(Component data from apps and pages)

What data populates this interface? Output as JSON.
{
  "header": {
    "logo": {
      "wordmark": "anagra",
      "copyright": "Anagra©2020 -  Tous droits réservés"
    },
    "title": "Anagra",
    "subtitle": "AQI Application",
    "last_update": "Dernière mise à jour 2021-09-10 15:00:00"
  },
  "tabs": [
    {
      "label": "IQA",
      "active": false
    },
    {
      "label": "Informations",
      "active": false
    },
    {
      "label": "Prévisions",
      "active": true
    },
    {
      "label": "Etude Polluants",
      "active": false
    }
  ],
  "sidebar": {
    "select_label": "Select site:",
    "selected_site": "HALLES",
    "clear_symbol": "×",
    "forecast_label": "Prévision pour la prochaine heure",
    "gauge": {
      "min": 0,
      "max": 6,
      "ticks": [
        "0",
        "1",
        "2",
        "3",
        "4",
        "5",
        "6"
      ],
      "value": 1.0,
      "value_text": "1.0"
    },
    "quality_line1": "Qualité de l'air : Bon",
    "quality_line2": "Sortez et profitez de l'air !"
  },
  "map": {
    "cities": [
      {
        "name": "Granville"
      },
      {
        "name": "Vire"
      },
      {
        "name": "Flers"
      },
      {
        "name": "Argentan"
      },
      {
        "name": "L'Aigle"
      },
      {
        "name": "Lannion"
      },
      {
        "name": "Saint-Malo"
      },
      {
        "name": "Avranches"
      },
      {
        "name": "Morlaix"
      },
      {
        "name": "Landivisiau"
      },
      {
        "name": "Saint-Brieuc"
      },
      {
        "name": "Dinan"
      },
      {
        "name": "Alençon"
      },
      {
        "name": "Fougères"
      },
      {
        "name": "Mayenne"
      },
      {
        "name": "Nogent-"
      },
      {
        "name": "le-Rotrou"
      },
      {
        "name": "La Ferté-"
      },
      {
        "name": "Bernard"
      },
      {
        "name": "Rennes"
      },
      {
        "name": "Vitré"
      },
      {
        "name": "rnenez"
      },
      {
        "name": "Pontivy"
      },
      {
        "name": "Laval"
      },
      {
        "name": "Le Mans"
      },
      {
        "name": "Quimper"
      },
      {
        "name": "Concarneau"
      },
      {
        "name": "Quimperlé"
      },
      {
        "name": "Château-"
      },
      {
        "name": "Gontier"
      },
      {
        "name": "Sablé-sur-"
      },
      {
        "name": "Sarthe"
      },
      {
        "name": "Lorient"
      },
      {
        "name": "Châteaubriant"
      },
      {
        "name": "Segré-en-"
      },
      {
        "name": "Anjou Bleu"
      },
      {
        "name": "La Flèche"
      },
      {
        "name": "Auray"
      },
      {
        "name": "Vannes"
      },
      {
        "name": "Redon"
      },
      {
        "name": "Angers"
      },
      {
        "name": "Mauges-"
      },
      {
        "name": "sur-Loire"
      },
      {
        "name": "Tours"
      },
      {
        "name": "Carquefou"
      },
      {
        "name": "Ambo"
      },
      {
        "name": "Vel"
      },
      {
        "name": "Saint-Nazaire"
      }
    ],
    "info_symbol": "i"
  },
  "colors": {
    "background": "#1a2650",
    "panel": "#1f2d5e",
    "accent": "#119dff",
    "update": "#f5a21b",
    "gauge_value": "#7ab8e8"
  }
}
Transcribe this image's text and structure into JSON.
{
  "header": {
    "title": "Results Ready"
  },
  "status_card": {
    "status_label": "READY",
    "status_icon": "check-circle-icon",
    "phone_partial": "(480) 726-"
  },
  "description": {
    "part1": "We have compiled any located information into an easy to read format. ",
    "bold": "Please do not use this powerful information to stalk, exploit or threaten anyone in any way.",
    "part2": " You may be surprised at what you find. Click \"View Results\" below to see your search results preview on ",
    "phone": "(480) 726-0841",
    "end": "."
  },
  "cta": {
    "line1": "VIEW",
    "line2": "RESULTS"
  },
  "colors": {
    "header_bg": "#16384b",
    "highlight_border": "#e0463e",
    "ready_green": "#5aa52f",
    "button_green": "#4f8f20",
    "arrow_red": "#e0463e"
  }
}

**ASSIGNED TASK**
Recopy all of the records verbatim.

**RESPONSE TO THE TASK**
What data populates this interface? Output as JSON.
{
  "header": {
    "logo": {
      "wordmark": "anagra",
      "copyright": "Anagra©2020 -  Tous droits réservés"
    },
    "title": "Anagra",
    "subtitle": "AQI Application",
    "last_update": "Dernière mise à jour 2021-09-10 15:00:00"
  },
  "tabs": [
    {
      "label": "IQA",
      "active": false
    },
    {
      "label": "Informations",
      "active": false
    },
    {
      "label": "Prévisions",
      "active": true
    },
    {
      "label": "Etude Polluants",
      "active": false
    }
  ],
  "sidebar": {
    "select_label": "Select site:",
    "selected_site": "HALLES",
    "clear_symbol": "×",
    "forecast_label": "Prévision pour la prochaine heure",
    "gauge": {
      "min": 0,
      "max": 6,
      "ticks": [
        "0",
        "1",
        "2",
        "3",
        "4",
        "5",
        "6"
      ],
      "value": 1.0,
      "value_text": "1.0"
    },
    "quality_line1": "Qualité de l'air : Bon",
    "quality_line2": "Sortez et profitez de l'air !"
  },
  "map": {
    "cities": [
      {
        "name": "Granville"
      },
      {
        "name": "Vire"
      },
      {
        "name": "Flers"
      },
      {
        "name": "Argentan"
      },
      {
        "name": "L'Aigle"
      },
      {
        "name": "Lannion"
      },
      {
        "name": "Saint-Malo"
      },
      {
        "name": "Avranches"
      },
      {
        "name": "Morlaix"
      },
      {
        "name": "Landivisiau"
      },
      {
        "name": "Saint-Brieuc"
      },
      {
        "name": "Dinan"
      },
      {
        "name": "Alençon"
      },
      {
        "name": "Fougères"
      },
      {
        "name": "Mayenne"
      },
      {
        "name": "Nogent-"
      },
      {
        "name": "le-Rotrou"
      },
      {
        "name": "La Ferté-"
      },
      {
        "name": "Bernard"
      },
      {
        "name": "Rennes"
      },
      {
        "name": "Vitré"
      },
      {
        "name": "rnenez"
      },
      {
        "name": "Pontivy"
      },
      {
        "name": "Laval"
      },
      {
        "name": "Le Mans"
      },
      {
        "name": "Quimper"
      },
      {
        "name": "Concarneau"
      },
      {
        "name": "Quimperlé"
      },
      {
        "name": "Château-"
      },
      {
        "name": "Gontier"
      },
      {
        "name": "Sablé-sur-"
      },
      {
        "name": "Sarthe"
      },
      {
        "name": "Lorient"
      },
      {
        "name": "Châteaubriant"
      },
      {
        "name": "Segré-en-"
      },
      {
        "name": "Anjou Bleu"
      },
      {
        "name": "La Flèche"
      },
      {
        "name": "Auray"
      },
      {
        "name": "Vannes"
      },
      {
        "name": "Redon"
      },
      {
        "name": "Angers"
      },
      {
        "name": "Mauges-"
      },
      {
        "name": "sur-Loire"
      },
      {
        "name": "Tours"
      },
      {
        "name": "Carquefou"
      },
      {
        "name": "Ambo"
      },
      {
        "name": "Vel"
      },
      {
        "name": "Saint-Nazaire"
      }
    ],
    "info_symbol": "i"
  },
  "colors": {
    "background": "#1a2650",
    "panel": "#1f2d5e",
    "accent": "#119dff",
    "update": "#f5a21b",
    "gauge_value": "#7ab8e8"
  }
}
Transcribe this image's text and structure into JSON.
{
  "header": {
    "title": "Results Ready"
  },
  "status_card": {
    "status_label": "READY",
    "status_icon": "check-circle-icon",
    "phone_partial": "(480) 726-"
  },
  "description": {
    "part1": "We have compiled any located information into an easy to read format. ",
    "bold": "Please do not use this powerful information to stalk, exploit or threaten anyone in any way.",
    "part2": " You may be surprised at what you find. Click \"View Results\" below to see your search results preview on ",
    "phone": "(480) 726-0841",
    "end": "."
  },
  "cta": {
    "line1": "VIEW",
    "line2": "RESULTS"
  },
  "colors": {
    "header_bg": "#16384b",
    "highlight_border": "#e0463e",
    "ready_green": "#5aa52f",
    "button_green": "#4f8f20",
    "arrow_red": "#e0463e"
  }
}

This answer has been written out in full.